I sat in the tent for a while, soaking up all I had done that morning, when someone told me they were posting times. I walked over to the table and found my name on a long list. There was no good way for me to write down or take a picture of my time (and the table was crowded). So I went back to the tent and looked my my time online. 

What I found was amazing.

Swim time (1500 meters): 00:32:28.0
Transition 1                     00:03:21.0
Bike (38K):                      01:18:03.0
Transition 2                     00:02:04.0
Run (10k)                        01:03:43.0
Total                               02:59:39.0

Not only did I get under 3 hours, I set a new PB for all my events (even with the problems during the swim). My swim was 3 minutes faster, T1 was 40 seconds slower (I blame this on the wetsuit and the vomiting), the bike was 14 minutes faster, T2 was 29 seconds slower (bike position was not as close as in Lavaman), and the run was 23 minutes faster. Putting me just about 40 minutes under my previous time.

After I rested for a bit more, I went back into transition to pack up. I chatted with several athletes, some veterans, some first timers, but they all said the same thing when we left, "See you at the next one!"

I went home, showered, then met some friends at the beach for a post race cookout. Then I went home and slept for 13 hours. 

It was a great day.

Thank you so much for making it to the end of this entry! I know it was a long one, but alot can happen in under 3 hours!  

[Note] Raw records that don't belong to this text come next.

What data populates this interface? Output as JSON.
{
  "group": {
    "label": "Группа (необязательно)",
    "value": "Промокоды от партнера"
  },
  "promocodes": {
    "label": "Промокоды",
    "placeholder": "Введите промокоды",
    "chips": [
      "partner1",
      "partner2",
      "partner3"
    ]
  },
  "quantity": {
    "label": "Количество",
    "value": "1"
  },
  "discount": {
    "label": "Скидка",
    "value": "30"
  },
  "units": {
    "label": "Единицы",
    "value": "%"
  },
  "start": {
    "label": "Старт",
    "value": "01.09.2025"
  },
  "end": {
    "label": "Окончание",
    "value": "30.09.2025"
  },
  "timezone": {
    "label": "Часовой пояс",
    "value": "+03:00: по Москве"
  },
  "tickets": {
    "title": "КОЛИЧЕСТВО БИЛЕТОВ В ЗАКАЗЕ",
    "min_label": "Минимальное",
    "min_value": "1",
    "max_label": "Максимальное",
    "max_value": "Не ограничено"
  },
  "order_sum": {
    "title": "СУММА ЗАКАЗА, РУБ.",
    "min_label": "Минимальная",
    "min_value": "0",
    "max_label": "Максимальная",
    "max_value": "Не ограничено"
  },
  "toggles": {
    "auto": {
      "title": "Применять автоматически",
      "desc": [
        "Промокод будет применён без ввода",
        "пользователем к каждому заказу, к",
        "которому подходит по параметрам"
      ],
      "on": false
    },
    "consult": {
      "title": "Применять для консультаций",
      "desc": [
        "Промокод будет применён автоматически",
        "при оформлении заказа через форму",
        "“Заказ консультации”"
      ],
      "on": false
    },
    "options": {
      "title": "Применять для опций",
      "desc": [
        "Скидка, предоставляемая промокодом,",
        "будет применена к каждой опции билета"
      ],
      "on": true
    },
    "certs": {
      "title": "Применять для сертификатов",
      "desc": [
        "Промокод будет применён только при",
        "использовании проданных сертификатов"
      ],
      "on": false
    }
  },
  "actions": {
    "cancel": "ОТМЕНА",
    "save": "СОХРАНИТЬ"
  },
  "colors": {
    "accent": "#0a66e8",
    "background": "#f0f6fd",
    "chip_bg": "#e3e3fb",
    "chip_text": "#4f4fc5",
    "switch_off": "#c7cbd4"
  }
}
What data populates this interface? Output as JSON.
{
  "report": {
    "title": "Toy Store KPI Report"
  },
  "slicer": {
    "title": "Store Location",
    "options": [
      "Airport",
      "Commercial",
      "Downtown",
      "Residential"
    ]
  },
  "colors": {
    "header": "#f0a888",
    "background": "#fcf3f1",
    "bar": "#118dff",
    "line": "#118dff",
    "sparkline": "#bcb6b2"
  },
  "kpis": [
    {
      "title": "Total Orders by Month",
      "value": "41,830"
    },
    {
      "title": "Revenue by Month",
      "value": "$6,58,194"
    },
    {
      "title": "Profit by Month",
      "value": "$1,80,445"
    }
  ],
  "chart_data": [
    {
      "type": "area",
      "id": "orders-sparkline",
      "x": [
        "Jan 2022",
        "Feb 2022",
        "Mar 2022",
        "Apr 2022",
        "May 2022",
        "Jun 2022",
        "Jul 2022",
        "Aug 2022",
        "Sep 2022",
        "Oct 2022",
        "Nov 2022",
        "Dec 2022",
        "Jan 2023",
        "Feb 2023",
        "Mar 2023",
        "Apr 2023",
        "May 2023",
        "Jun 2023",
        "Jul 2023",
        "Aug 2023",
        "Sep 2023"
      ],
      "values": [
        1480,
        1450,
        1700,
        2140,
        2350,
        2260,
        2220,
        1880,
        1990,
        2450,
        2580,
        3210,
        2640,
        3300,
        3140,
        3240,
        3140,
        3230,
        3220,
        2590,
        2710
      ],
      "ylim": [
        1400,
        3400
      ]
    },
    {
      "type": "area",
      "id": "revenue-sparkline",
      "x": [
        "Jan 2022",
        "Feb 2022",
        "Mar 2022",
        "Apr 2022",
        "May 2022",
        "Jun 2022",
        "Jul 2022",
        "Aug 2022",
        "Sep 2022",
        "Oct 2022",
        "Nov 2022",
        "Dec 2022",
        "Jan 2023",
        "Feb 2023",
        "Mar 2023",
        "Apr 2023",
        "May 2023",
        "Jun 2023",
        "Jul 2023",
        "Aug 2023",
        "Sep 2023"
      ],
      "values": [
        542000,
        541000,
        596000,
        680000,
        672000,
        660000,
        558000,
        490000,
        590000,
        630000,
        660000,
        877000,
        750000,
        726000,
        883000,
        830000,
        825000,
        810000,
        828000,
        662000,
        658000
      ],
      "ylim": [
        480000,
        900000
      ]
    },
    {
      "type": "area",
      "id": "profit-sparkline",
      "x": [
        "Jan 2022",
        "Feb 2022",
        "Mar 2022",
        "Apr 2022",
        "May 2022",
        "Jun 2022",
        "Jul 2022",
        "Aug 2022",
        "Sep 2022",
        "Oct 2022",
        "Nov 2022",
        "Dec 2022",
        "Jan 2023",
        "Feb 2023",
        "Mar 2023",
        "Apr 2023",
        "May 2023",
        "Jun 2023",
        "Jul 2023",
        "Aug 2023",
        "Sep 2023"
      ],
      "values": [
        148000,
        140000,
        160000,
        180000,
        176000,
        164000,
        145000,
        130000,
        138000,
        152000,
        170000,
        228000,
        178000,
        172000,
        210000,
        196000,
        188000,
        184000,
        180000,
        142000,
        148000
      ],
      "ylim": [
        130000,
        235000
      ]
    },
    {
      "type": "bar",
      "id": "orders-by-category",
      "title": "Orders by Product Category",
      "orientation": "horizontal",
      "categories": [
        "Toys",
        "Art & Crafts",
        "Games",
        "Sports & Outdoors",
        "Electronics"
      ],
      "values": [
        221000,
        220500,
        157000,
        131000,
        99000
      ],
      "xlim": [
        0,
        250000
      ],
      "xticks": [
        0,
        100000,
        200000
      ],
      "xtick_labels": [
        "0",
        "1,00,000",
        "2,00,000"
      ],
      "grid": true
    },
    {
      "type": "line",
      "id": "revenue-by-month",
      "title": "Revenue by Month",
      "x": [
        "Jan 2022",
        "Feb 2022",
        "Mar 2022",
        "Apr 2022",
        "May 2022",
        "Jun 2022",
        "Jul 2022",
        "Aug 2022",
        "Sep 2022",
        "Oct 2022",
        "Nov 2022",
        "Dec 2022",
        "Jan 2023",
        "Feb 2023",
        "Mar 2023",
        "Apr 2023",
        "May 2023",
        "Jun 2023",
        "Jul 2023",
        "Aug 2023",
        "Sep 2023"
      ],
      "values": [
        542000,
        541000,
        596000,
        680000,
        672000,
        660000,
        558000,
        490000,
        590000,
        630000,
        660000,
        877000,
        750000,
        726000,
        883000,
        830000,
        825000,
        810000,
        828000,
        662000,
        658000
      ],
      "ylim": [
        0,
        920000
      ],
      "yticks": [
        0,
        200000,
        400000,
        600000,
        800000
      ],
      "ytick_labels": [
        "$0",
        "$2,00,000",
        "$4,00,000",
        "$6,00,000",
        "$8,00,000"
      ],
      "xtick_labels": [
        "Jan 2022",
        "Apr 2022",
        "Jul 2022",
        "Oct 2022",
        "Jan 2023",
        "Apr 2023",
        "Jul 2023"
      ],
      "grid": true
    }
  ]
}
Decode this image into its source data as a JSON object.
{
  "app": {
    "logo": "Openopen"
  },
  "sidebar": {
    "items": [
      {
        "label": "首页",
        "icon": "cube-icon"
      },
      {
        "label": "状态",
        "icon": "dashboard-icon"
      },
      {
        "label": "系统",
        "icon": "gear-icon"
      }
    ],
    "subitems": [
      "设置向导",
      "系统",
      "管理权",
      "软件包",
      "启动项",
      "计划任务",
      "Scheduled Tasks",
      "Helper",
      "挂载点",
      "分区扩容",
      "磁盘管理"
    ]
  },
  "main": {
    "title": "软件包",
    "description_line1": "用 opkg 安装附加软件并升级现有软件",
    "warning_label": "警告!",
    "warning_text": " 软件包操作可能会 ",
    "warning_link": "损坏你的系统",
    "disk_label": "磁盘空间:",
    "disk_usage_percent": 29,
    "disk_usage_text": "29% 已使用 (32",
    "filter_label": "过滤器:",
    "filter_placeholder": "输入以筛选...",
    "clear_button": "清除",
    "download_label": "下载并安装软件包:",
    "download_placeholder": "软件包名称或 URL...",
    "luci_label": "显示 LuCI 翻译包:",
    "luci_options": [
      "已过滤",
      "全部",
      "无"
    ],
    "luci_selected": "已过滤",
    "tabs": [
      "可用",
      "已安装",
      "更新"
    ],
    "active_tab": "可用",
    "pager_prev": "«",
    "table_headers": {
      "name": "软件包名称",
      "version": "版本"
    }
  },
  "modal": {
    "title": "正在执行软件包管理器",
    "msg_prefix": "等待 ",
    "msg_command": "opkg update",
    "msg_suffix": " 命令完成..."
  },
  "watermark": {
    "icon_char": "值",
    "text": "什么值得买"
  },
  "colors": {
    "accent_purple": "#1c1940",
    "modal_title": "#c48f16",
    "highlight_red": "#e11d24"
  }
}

And as always, thanks for sharing in my journey. This bulldozer has plowed his way through yet another race and there will be many more to come!